[Saved entries]

--*--

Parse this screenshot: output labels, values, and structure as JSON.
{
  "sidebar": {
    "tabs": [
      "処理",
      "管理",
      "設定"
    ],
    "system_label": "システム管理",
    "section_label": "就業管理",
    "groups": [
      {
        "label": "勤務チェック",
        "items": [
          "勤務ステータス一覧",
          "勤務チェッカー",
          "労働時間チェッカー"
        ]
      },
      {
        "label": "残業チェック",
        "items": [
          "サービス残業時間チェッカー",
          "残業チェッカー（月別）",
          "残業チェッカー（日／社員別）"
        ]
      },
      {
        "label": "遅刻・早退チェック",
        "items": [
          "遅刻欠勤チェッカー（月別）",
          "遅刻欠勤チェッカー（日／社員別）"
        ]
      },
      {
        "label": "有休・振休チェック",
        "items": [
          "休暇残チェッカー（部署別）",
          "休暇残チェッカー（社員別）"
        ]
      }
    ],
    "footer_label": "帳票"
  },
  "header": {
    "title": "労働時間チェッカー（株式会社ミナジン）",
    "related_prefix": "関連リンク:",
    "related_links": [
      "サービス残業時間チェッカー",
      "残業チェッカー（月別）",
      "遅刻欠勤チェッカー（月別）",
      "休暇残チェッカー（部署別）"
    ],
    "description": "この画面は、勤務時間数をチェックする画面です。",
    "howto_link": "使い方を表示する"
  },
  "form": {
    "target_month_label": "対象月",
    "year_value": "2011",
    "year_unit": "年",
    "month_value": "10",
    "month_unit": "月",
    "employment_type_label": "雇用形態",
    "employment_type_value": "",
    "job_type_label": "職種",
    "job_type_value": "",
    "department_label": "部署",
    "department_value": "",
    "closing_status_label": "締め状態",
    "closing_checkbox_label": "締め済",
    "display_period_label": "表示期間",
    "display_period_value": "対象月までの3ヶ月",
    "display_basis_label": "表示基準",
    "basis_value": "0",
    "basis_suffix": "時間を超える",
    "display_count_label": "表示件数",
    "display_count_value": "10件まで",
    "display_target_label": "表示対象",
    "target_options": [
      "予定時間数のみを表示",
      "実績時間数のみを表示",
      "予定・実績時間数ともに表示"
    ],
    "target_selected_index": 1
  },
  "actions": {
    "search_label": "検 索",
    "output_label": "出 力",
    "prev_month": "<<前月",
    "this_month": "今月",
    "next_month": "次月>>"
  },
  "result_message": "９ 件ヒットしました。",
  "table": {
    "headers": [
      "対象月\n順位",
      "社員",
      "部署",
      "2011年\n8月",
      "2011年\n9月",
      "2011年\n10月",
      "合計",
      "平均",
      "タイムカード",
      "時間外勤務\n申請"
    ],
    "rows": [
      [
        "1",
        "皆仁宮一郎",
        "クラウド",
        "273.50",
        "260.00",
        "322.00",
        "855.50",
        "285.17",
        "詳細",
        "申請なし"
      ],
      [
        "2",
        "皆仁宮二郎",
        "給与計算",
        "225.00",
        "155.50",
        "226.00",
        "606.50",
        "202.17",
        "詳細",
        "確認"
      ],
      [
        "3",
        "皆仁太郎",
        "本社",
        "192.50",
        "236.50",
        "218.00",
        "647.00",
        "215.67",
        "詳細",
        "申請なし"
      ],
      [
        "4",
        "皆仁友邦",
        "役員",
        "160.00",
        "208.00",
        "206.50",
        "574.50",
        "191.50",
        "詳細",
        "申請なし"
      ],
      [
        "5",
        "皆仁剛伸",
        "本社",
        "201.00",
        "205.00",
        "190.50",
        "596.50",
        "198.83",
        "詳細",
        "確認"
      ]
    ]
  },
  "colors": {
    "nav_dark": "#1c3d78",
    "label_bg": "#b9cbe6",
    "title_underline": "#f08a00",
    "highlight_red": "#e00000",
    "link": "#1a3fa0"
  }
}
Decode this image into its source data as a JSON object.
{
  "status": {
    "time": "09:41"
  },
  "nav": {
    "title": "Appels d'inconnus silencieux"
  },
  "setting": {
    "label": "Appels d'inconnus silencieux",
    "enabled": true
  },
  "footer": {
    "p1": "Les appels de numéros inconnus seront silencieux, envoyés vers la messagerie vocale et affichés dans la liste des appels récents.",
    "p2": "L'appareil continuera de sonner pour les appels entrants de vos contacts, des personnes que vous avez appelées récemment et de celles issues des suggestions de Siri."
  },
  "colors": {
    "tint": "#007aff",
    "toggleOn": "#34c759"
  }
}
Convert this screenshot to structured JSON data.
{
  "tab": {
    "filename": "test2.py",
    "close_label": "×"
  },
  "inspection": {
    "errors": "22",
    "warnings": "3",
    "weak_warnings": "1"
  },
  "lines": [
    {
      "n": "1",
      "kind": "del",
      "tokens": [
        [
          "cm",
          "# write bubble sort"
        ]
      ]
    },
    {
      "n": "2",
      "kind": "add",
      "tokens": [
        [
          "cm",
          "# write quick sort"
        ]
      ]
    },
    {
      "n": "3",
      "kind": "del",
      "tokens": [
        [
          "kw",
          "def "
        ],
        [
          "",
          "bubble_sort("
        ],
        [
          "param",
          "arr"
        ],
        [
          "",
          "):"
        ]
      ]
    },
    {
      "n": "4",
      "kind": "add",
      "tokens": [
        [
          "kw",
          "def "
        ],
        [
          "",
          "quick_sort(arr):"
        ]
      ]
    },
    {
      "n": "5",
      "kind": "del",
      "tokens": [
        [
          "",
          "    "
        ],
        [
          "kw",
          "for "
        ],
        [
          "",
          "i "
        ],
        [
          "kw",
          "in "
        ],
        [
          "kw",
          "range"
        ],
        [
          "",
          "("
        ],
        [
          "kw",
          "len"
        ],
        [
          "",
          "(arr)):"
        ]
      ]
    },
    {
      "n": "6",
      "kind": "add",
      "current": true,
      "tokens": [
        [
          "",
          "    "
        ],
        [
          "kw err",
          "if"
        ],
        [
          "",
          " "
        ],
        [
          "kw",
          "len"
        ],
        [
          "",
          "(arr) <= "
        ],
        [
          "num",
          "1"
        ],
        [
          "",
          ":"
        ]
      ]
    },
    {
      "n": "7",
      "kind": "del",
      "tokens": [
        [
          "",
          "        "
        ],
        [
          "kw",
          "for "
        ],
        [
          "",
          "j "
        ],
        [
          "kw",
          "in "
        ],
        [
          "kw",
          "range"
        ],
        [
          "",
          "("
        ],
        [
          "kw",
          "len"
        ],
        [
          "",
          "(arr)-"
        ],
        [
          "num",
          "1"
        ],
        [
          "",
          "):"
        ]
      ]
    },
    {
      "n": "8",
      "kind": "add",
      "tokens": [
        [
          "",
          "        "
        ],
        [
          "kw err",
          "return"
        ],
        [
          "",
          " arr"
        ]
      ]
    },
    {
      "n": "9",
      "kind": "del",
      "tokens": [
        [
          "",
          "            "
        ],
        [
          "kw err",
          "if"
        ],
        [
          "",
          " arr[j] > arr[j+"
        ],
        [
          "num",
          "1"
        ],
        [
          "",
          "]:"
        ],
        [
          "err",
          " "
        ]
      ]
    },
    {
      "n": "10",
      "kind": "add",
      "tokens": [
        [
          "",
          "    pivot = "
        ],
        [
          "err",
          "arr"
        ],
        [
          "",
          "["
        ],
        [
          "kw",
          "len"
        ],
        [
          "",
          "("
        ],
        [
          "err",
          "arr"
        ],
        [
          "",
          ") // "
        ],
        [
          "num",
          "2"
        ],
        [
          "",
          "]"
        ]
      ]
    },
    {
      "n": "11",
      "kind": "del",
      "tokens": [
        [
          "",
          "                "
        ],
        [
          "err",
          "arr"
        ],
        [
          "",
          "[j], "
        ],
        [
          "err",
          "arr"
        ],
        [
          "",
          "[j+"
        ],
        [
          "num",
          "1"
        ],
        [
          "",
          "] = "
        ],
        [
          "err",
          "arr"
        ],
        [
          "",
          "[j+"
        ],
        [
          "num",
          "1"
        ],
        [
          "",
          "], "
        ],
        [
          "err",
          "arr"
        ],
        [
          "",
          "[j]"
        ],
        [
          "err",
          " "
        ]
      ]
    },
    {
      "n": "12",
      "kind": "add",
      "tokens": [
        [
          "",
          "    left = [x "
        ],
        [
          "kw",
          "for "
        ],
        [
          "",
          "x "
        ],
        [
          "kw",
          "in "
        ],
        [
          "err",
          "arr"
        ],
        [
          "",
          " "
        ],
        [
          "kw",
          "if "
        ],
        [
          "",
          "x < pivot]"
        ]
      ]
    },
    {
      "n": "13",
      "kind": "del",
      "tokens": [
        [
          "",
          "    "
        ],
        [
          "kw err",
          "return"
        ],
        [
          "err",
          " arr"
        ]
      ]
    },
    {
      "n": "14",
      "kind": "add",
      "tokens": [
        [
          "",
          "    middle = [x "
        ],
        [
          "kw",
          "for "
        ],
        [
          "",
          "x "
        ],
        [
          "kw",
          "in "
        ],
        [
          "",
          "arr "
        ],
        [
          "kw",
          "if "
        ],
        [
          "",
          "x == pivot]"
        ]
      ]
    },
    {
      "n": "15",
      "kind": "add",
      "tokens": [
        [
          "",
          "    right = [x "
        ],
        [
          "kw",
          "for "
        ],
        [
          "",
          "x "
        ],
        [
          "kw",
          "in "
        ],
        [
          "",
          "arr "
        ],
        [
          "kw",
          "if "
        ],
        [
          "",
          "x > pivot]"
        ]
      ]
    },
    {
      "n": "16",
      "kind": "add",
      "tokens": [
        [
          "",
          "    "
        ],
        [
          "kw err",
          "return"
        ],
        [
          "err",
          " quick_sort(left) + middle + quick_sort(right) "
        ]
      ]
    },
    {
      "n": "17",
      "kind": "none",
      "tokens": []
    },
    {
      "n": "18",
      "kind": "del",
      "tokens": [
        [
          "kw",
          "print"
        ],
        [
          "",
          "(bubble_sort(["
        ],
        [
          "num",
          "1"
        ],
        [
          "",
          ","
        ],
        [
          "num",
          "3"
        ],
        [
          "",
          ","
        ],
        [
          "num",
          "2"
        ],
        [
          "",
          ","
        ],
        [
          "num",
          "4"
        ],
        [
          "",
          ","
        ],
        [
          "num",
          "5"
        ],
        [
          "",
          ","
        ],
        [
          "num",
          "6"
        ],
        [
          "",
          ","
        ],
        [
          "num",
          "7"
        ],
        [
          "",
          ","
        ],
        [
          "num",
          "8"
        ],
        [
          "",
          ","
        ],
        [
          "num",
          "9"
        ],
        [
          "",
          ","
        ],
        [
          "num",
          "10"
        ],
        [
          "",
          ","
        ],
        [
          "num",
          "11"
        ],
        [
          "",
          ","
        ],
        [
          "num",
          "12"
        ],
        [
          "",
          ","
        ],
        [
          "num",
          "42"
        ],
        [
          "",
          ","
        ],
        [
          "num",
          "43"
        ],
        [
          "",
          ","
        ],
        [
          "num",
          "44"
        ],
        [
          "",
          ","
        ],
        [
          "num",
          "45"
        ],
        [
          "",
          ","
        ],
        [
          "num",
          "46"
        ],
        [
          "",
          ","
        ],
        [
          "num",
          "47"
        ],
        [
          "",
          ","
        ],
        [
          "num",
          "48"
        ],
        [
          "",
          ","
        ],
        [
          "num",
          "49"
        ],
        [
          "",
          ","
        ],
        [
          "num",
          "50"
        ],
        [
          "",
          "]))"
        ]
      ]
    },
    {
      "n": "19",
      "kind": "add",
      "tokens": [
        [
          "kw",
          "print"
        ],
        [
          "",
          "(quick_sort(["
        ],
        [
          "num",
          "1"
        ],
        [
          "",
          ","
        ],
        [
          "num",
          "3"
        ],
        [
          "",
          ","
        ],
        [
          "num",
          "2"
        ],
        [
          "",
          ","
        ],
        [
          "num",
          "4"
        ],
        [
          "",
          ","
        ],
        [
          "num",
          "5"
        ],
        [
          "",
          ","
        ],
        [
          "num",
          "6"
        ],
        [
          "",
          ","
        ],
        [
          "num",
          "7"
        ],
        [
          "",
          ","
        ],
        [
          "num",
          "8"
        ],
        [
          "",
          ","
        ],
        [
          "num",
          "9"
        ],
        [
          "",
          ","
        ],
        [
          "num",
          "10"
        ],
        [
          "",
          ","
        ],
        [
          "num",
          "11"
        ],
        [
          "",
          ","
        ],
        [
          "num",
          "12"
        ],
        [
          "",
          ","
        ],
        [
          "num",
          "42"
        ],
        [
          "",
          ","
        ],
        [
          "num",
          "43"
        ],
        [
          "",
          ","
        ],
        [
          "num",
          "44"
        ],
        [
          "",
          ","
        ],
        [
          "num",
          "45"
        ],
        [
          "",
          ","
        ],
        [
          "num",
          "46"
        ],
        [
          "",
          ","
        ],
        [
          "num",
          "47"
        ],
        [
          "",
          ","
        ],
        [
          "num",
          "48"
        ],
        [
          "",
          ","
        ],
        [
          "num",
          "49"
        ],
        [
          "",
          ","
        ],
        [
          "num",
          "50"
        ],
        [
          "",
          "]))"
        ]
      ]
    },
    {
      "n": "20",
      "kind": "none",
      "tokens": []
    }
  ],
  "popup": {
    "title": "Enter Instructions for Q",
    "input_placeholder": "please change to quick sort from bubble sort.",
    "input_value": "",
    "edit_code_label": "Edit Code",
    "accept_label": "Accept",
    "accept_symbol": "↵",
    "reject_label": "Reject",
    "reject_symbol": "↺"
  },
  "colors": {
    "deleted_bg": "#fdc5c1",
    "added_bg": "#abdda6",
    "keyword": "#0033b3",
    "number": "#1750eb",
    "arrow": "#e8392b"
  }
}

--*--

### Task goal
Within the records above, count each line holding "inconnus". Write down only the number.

### Exercise result
3